Tracking the latest developments in the fight for a fair America
Another day, another scandal at the big banks.
Since the financial crisis, banks like Barclays and UBS have been caught manipulating interest rates; J.P. Morgan has reluctantly handed over billions for its association with Bernie Madoff, illegal hiring practices, and lax oversight of its own traders among its other misdeeds; while Goldman Sachs has been fined billions for selling toxic subprime mortgages to investors. This past week the Consumer Financial Protection Bureau (CFPB) fined Wells Fargo $185 million for creating fake accounts and assigning them to unwitting customers. While this outrage shows the need for tighter regulation, it also exposes the urgent need to end the anti-consumer practice of forced arbitration in financial service agreements. If consumers cannot access the courts, scandals will be harder to uncover and victims will find it nearly impossible to achieve justice. Read more
The stakes could hardly be higher. Not just one, or two, but even four Supreme Court seats could be filled by the next president in his or her first term. These future appointments will be transformative, on a scale rarely seen before. For many of us, they will determine what our Constitution means for the rest of our lives.
That’s why it’s urgent that when the presidential candidates meet for their first debate on Sept. 26, they be asked to clearly define their views on appointing Supreme Court justices. With one vacancy on on the Court, long overdue to be filled, and three more justices who will be in their 80’s in the next president’s first term, the Supreme Court is inescapably one of the most important issues in the 2016 election. Read more
Article III, Section 1 of the United States Constitution says that there shall be “one Supreme Court.” Chief Justice John Marshall, in his landmark opinion in Marbury v. Madison, established that the Supreme Court would be the final arbiter of what the law is in the United States.
But don’t tell that to judges in Texas. Read more

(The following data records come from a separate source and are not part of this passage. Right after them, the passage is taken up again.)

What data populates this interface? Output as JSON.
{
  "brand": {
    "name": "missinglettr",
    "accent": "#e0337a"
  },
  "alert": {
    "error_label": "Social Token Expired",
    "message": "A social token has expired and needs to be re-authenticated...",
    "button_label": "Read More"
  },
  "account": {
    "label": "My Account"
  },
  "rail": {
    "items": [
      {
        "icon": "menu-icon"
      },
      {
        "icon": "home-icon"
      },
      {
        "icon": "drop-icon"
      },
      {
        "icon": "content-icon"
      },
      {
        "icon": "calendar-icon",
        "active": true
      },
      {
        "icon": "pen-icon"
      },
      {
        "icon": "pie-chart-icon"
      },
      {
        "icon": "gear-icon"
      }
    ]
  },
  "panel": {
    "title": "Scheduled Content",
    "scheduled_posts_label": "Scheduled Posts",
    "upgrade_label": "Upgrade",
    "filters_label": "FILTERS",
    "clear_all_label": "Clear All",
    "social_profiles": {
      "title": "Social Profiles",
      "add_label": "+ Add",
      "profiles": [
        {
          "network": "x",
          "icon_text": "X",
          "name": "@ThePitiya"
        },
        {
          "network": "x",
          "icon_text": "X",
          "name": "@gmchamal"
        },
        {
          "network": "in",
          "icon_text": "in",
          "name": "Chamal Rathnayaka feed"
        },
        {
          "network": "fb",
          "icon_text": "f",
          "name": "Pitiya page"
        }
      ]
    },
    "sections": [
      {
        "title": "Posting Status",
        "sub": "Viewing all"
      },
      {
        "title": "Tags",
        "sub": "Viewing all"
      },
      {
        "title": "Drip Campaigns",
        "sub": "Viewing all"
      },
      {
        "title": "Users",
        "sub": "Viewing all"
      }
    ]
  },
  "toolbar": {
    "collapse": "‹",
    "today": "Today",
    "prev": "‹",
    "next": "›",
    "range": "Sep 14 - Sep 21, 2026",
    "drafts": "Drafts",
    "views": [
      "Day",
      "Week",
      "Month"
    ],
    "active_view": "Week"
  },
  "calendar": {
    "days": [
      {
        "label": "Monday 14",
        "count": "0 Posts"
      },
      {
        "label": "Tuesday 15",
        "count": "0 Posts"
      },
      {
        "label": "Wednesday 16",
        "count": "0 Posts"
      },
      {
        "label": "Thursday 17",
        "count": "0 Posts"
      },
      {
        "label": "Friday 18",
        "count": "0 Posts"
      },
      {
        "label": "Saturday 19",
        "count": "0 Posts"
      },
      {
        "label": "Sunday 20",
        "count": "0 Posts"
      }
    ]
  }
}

As the Republican Senate has brought judicial confirmations to a standstill, refusing even to hold a hearing for Supreme Court nominee Merrick Garland, and confirming lower court judges at a historically slow rate, the most obvious explanation for all the obstruction has been politics: Republicans would rather spite President Obama and preserve judicial vacancies for a Republican president than ensure a fully-functioning judiciary. But for Thom Tillis, the Republican Senator from North Carolina and member of the Judiciary Committee, the problem appears to be (for better or worse) an alarming amount of misinformation, whether it be the importance of filling judicial vacancies, how bad the vacancy crisis has become under GOP leadership, or the Senate’s basic constitutional duty to confirm judges.
On Wednesday, just before the Senate left for a seven-week vacation, Tillis objected to voting on slate of uncontroversial judicial nominees because, in his words, confirming judges has “nothing to do with doing our jobs.” That startling claim would certainly surprise the Constitution’s drafters, who wrote that the Senate must provide “advice and consent” on judicial nominations, and Democratic members were no less shocked. “I’m not sure what version of the Constitution you’re reading that doesn’t say confirming judges is part of your job in the United States Senate,” Senator Elizabeth Warren said. Senator Mazie Hirono added, “Of course confirming judges is part of the Senate’s job. In fact, only the Senate can do that.” Read more
Around this time last year, Supreme Court commentators were heralding what appeared to be the beginnings of a new liberal era on the Court. Among the supposed signs were decisions that saved the Affordable Care Act (once again) from a manufactured Republican challenge, and another that legalized same-sex marriage across the country. In response, we helped to curate an entire issue of The Nation magazine refuting that generalization.
Flash forward to this past week and reading the headlines was déjà vu. “[F]or the second year in a row,” David Savage of the L.A. Times proclaimed, “the court tilted to the left in its major decisions.” At The New York Times, a graphic displayed several conservative justices—including Justice Alito!—drifting to the ideological left. Another Times article observed that, “for the second term in a row,” the Roberts Court “delivered liberal decisions at a rate not seen since the famously liberal court led by Chief Justice Earl Warren.” Read more